Every generation seems to have had a preoccupation with angels. Dating back to the 1940s, angels have been popular in media, epitomized by “angel second class” Clarence in the 1946 Christmas classic, “It’s a Wonderful Life.” Angels were more sparsely seen in media in the 1950s and 60s but made a grand comeback in the 80s and 90s incited by 1978’s hugely popular, “Heaven Can Wait,” which spawned a string of angelic appearances wherein one could date an angel or almost be an angel; angels were found, in disguise and in America; on television there was an angelic, highway to heaven; and in the cinema, angels could be found in the endzone, the outfield, and the infield; there were unlikely angels, dog angels that all go to heaven, and few in our nation were un-touched by an angel during the 1990s where Monica, Tess, and Andrew became household names. According to surveys, 55% of Americans believe that angels directly influence their lives, and 13% have had supernatural encounters where they have sensed an angelic presence. Christians, as they regrettably all too often do, follow the culture. Author Stephen F. Noll commented that “angelology (the study of angels) is a weathervane, showing the direction of the various winds of doctrine that blow through the history of Christian thought.” Although angels are mentioned nearly 200 times in the Bible, it is unfortunate that the ideas of many Christians as to the nature and function of angels, have not been derived from the Scripture’s revelation but are often contaminated by pop-culture. As with most fads, the Christian attraction to angels has not correlated with people turning to Christ; instead the new trend was linked more to a New Age hype than to the Christian faith. But when angels are ignored in our studies and only appear in our hymnals and as little chubby cherubs on our greeting cards, we should not be surprised to find so much confusion about them.

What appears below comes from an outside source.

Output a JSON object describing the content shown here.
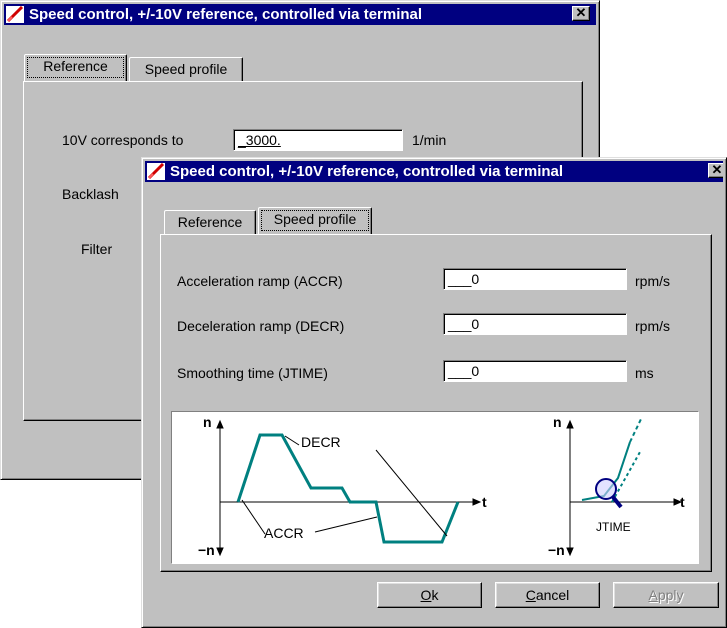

As little attention is paid in our churches to the true place of angels in God’s creative order, the resultant trend becomes a focus on the hype about angels to the neglect of truth; this trend is not new in human history. It seems that among First Century Jews there was an imbalanced emphasis on angels. Scripture reveals that angels were magnificent, holy (Ps 89:5,7) creatures who closely attend to God in His holiness (Isaiah 6:6); they were involved in bringing the Law (Heb 2:2, Acts 7:53, Gal 3:19); and they were even called “sons of God.” Scripture also reveals that angels are created beings (Psalm 148:1-5) who are subject to their Creator, God (Psalm 103:20). Jesus, who is the unique and uncreated Son of God, is greater than the created “sons of God.” In chapter one of the epistle to the Hebrews, the author lists 7 Old Testament passages showing that Jesus is greater than angels. The first two (Psalm 2:7, 2 Samuel 7:14), declare Jesus is God’s unique Son, and thus infinitely greater than the angels. The second two (Psalms 97:7; Deuteronomy 32:43, 104:4), tell us that angels worship Jesus, thus showing His superiority. The third pair (Psalm 45:6-7; Psalm 102:25-27) focus on Jesus’ eternal divinity and unchanging nature; angels are not creators, but creatures. And lastly in Psalm 110:1 God says to Jesus, ‘Sit at my right hand, until I make your enemies a footstool for your feet.’ Jesus is most certainly greater than any angel!
Read Hebrews chapter 1-2; as you do, make a list, from the text and from your general Bible knowledge, of ways that Jesus is greater than angels.